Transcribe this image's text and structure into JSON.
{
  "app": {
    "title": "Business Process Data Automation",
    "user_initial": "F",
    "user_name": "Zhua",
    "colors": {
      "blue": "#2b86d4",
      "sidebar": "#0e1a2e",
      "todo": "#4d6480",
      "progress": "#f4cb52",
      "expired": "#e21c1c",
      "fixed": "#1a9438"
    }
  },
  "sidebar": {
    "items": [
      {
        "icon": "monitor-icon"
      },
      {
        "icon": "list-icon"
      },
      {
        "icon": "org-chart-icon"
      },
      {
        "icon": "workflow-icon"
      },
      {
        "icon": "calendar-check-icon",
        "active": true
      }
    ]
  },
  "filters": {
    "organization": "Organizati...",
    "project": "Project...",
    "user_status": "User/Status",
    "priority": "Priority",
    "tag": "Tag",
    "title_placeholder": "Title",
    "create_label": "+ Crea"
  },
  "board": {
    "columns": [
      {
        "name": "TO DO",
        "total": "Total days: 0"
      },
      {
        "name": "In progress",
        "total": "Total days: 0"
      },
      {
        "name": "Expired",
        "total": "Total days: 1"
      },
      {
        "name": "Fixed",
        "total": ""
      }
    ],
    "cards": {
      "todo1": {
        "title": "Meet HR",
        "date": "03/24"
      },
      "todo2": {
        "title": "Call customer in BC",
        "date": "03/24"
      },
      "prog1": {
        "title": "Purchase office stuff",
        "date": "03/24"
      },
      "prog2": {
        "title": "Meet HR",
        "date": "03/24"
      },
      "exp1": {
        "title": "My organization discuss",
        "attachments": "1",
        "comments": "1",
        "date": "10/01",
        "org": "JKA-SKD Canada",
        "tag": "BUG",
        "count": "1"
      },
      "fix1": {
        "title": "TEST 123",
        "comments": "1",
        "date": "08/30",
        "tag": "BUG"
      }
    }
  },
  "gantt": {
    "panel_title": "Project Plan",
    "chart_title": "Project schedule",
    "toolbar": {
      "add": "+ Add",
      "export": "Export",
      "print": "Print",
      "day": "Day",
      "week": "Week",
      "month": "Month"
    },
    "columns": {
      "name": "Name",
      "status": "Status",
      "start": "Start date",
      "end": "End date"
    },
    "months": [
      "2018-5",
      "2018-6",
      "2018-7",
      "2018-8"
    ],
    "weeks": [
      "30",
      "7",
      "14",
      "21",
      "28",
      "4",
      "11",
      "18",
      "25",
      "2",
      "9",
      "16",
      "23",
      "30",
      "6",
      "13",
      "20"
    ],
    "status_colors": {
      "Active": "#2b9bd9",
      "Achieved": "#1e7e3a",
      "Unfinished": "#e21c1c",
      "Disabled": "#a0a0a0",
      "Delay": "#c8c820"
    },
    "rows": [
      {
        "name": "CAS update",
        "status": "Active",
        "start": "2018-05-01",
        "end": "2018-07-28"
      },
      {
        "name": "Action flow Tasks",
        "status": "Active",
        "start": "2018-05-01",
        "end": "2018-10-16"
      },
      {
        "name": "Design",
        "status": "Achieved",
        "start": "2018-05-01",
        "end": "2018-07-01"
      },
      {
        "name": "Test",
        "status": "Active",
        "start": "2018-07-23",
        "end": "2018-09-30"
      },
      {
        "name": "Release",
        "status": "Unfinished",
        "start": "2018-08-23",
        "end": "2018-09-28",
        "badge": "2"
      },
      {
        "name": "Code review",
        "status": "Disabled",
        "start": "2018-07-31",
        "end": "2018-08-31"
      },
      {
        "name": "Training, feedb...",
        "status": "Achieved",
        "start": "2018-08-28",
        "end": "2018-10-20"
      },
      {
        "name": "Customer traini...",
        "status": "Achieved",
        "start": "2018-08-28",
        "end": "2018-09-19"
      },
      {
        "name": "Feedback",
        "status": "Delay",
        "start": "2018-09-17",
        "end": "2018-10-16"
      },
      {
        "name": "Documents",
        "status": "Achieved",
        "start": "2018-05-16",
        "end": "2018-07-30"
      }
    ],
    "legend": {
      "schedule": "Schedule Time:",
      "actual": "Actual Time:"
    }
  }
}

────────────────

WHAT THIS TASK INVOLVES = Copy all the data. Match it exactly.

SOLVED EXERCISE =
Transcribe this image's text and structure into JSON.
{
  "app": {
    "title": "Business Process Data Automation",
    "user_initial": "F",
    "user_name": "Zhua",
    "colors": {
      "blue": "#2b86d4",
      "sidebar": "#0e1a2e",
      "todo": "#4d6480",
      "progress": "#f4cb52",
      "expired": "#e21c1c",
      "fixed": "#1a9438"
    }
  },
  "sidebar": {
    "items": [
      {
        "icon": "monitor-icon"
      },
      {
        "icon": "list-icon"
      },
      {
        "icon": "org-chart-icon"
      },
      {
        "icon": "workflow-icon"
      },
      {
        "icon": "calendar-check-icon",
        "active": true
      }
    ]
  },
  "filters": {
    "organization": "Organizati...",
    "project": "Project...",
    "user_status": "User/Status",
    "priority": "Priority",
    "tag": "Tag",
    "title_placeholder": "Title",
    "create_label": "+ Crea"
  },
  "board": {
    "columns": [
      {
        "name": "TO DO",
        "total": "Total days: 0"
      },
      {
        "name": "In progress",
        "total": "Total days: 0"
      },
      {
        "name": "Expired",
        "total": "Total days: 1"
      },
      {
        "name": "Fixed",
        "total": ""
      }
    ],
    "cards": {
      "todo1": {
        "title": "Meet HR",
        "date": "03/24"
      },
      "todo2": {
        "title": "Call customer in BC",
        "date": "03/24"
      },
      "prog1": {
        "title": "Purchase office stuff",
        "date": "03/24"
      },
      "prog2": {
        "title": "Meet HR",
        "date": "03/24"
      },
      "exp1": {
        "title": "My organization discuss",
        "attachments": "1",
        "comments": "1",
        "date": "10/01",
        "org": "JKA-SKD Canada",
        "tag": "BUG",
        "count": "1"
      },
      "fix1": {
        "title": "TEST 123",
        "comments": "1",
        "date": "08/30",
        "tag": "BUG"
      }
    }
  },
  "gantt": {
    "panel_title": "Project Plan",
    "chart_title": "Project schedule",
    "toolbar": {
      "add": "+ Add",
      "export": "Export",
      "print": "Print",
      "day": "Day",
      "week": "Week",
      "month": "Month"
    },
    "columns": {
      "name": "Name",
      "status": "Status",
      "start": "Start date",
      "end": "End date"
    },
    "months": [
      "2018-5",
      "2018-6",
      "2018-7",
      "2018-8"
    ],
    "weeks": [
      "30",
      "7",
      "14",
      "21",
      "28",
      "4",
      "11",
      "18",
      "25",
      "2",
      "9",
      "16",
      "23",
      "30",
      "6",
      "13",
      "20"
    ],
    "status_colors": {
      "Active": "#2b9bd9",
      "Achieved": "#1e7e3a",
      "Unfinished": "#e21c1c",
      "Disabled": "#a0a0a0",
      "Delay": "#c8c820"
    },
    "rows": [
      {
        "name": "CAS update",
        "status": "Active",
        "start": "2018-05-01",
        "end": "2018-07-28"
      },
      {
        "name": "Action flow Tasks",
        "status": "Active",
        "start": "2018-05-01",
        "end": "2018-10-16"
      },
      {
        "name": "Design",
        "status": "Achieved",
        "start": "2018-05-01",
        "end": "2018-07-01"
      },
      {
        "name": "Test",
        "status": "Active",
        "start": "2018-07-23",
        "end": "2018-09-30"
      },
      {
        "name": "Release",
        "status": "Unfinished",
        "start": "2018-08-23",
        "end": "2018-09-28",
        "badge": "2"
      },
      {
        "name": "Code review",
        "status": "Disabled",
        "start": "2018-07-31",
        "end": "2018-08-31"
      },
      {
        "name": "Training, feedb...",
        "status": "Achieved",
        "start": "2018-08-28",
        "end": "2018-10-20"
      },
      {
        "name": "Customer traini...",
        "status": "Achieved",
        "start": "2018-08-28",
        "end": "2018-09-19"
      },
      {
        "name": "Feedback",
        "status": "Delay",
        "start": "2018-09-17",
        "end": "2018-10-16"
      },
      {
        "name": "Documents",
        "status": "Achieved",
        "start": "2018-05-16",
        "end": "2018-07-30"
      }
    ],
    "legend": {
      "schedule": "Schedule Time:",
      "actual": "Actual Time:"
    }
  }
}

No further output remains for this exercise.